Age suitable for: 14+

Date and Time (UK time):
18/03/2022 15:30-17:15



Increased awareness of the first-person experience of neurodiversity, through autobiographies like Temple Grandin's *Thinking in Pictures* and popular works like Judy Singer's *NeuroDiversity: The Birth of An Idea*, has transformed the public understanding of neurodevelopmental differences like autism. But while the neurodiversity paradigm has captured the popular imagination, its implications for the scientific study of the mind remain underexplored. Even in cases where the neurodiversity paradigm has been especially successful, theories that conflict with neurodivergent individuals' self-understanding continue to dominate; hence, for example, theories of autism that understand it as fundamentally a kind of deficit continue to influence research and practice.

Join Dr Kurt Sylvan, Philosophy at the University of Southampton, for this online event that explores the philosophy of neurodiversity, and the ideas surrounding it.
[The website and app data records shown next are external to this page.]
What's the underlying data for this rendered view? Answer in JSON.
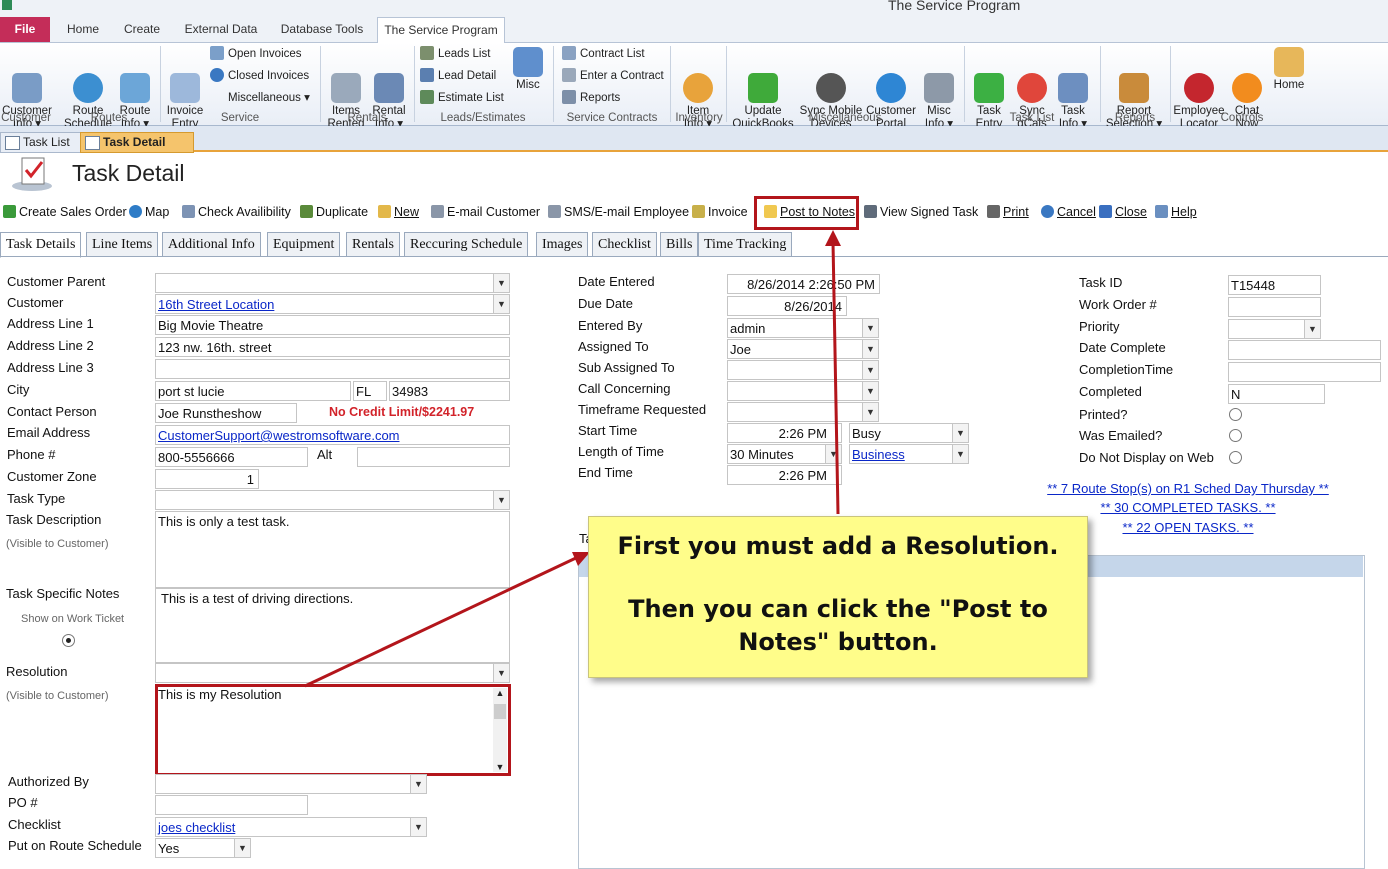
{
  "app_title": "The Service Program",
  "ribbon_tabs": [
    "File",
    "Home",
    "Create",
    "External Data",
    "Database Tools",
    "The Service Program"
  ],
  "ribbon": {
    "customer_info": "Customer\nInfo ▾",
    "route_schedule": "Route\nSchedule",
    "route_info": "Route\nInfo ▾",
    "invoice_entry": "Invoice\nEntry",
    "open_invoices": "Open Invoices",
    "closed_invoices": "Closed Invoices",
    "miscellaneous_menu": "Miscellaneous ▾",
    "items_rented": "Items\nRented",
    "rental_info": "Rental\nInfo ▾",
    "leads_list": "Leads List",
    "lead_detail": "Lead Detail",
    "estimate_list": "Estimate List",
    "misc": "Misc",
    "contract_list": "Contract List",
    "enter_contract": "Enter a Contract",
    "reports": "Reports",
    "item_info": "Item\nInfo ▾",
    "update_quickbooks": "Update\nQuickBooks",
    "sync_mobile": "Sync Mobile\nDevices",
    "customer_portal": "Customer\nPortal",
    "misc_info": "Misc\nInfo ▾",
    "task_entry": "Task\nEntry",
    "sync_gcals": "Sync\ngCals",
    "task_info": "Task\nInfo ▾",
    "report_selection": "Report\nSelection ▾",
    "employee_locator": "Employee\nLocator",
    "chat_now": "Chat\nNow",
    "home": "Home",
    "groups": [
      "Customer",
      "Routes",
      "Service",
      "Rentals",
      "Leads/Estimates",
      "Service Contracts",
      "Inventory",
      "Miscellaneous",
      "Task List",
      "Reports",
      "Controls"
    ]
  },
  "doc_tabs": [
    "Task List",
    "Task Detail"
  ],
  "form_title": "Task Detail",
  "toolbar": [
    "Create Sales Order",
    "Map",
    "Check Availibility",
    "Duplicate",
    "New",
    "E-mail Customer",
    "SMS/E-mail Employee",
    "Invoice",
    "Post to Notes",
    "View Signed Task",
    "Print",
    "Cancel",
    "Close",
    "Help"
  ],
  "form_tabs": [
    "Task Details",
    "Line Items",
    "Additional Info",
    "Equipment",
    "Rentals",
    "Reccuring Schedule",
    "Images",
    "Checklist",
    "Bills",
    "Time Tracking"
  ],
  "left": {
    "labels": {
      "customer_parent": "Customer Parent",
      "customer": "Customer",
      "address1": "Address Line 1",
      "address2": "Address Line 2",
      "address3": "Address Line 3",
      "city": "City",
      "contact": "Contact Person",
      "email": "Email Address",
      "phone": "Phone #",
      "alt": "Alt",
      "zone": "Customer Zone",
      "task_type": "Task Type",
      "task_desc": "Task Description",
      "visible1": "(Visible to Customer)",
      "task_notes": "Task Specific Notes",
      "show_ticket": "Show on Work Ticket",
      "resolution": "Resolution",
      "visible2": "(Visible to Customer)",
      "authorized": "Authorized By",
      "po": "PO #",
      "checklist": "Checklist",
      "route_sched": "Put on Route Schedule"
    },
    "values": {
      "customer": "16th Street Location",
      "address1": "Big Movie Theatre",
      "address2": "123 nw. 16th. street",
      "city": "port st lucie",
      "state": "FL",
      "zip": "34983",
      "contact": "Joe Runstheshow",
      "credit": "No Credit Limit/$2241.97",
      "email": "CustomerSupport@westromsoftware.com",
      "phone": "800-5556666",
      "zone": "1",
      "task_desc": "This is only a test task.",
      "task_notes": "This is a test of driving directions.",
      "resolution_text": "This is my Resolution",
      "checklist": "joes checklist",
      "route_sched": "Yes"
    }
  },
  "mid": {
    "labels": {
      "date_entered": "Date Entered",
      "due_date": "Due Date",
      "entered_by": "Entered By",
      "assigned_to": "Assigned To",
      "sub_assigned": "Sub Assigned To",
      "call_concerning": "Call Concerning",
      "timeframe": "Timeframe Requested",
      "start_time": "Start Time",
      "length": "Length of Time",
      "end_time": "End Time",
      "ta": "Ta"
    },
    "values": {
      "date_entered": "8/26/2014 2:26:50 PM",
      "due_date": "8/26/2014",
      "entered_by": "admin",
      "assigned_to": "Joe",
      "start_time": "2:26 PM",
      "status": "Busy",
      "length": "30 Minutes",
      "category": "Business",
      "end_time": "2:26 PM"
    }
  },
  "right": {
    "labels": {
      "task_id": "Task ID",
      "work_order": "Work Order #",
      "priority": "Priority",
      "date_complete": "Date Complete",
      "completion_time": "CompletionTime",
      "completed": "Completed",
      "printed": "Printed?",
      "emailed": "Was Emailed?",
      "no_display": "Do Not Display on Web"
    },
    "values": {
      "task_id": "T15448",
      "completed": "N"
    },
    "links": [
      "** 7 Route Stop(s) on R1 Sched Day Thursday **",
      "** 30 COMPLETED TASKS. **",
      "** 22 OPEN TASKS. **"
    ]
  },
  "callout": {
    "line1": "First you must add a Resolution.",
    "line2": "Then you can click the \"Post to",
    "line3": "Notes\" button."
  },
  "colors": {
    "file_tab": "#c42d59",
    "highlight": "#b3151b",
    "callout": "#fffd8a",
    "active_doc_tab": "#f5c46c",
    "link": "#0a27c8"
  }
}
In this session, we will explore the possibility of a science of neurodiversity and consider how first-person evidence should inform the way that cognitive science, psychiatry, and clinical practice theorise different forms of neurodivergence.

We will consider whether the positive theoretical progress that has been stimulated by autistic self-understanding (e.g., the monotropism framework) holds general lessons for the scientific understanding of other conditions, what a science of neurodiversity might look like, and what obstacles there might be to grounding the theoretical understanding of other psychiatric conditions in first-person experience.

This event will take place online, in Blackboard Collaborate. You will receive joining instructions in the event reminders, starting with the 48-hour reminder.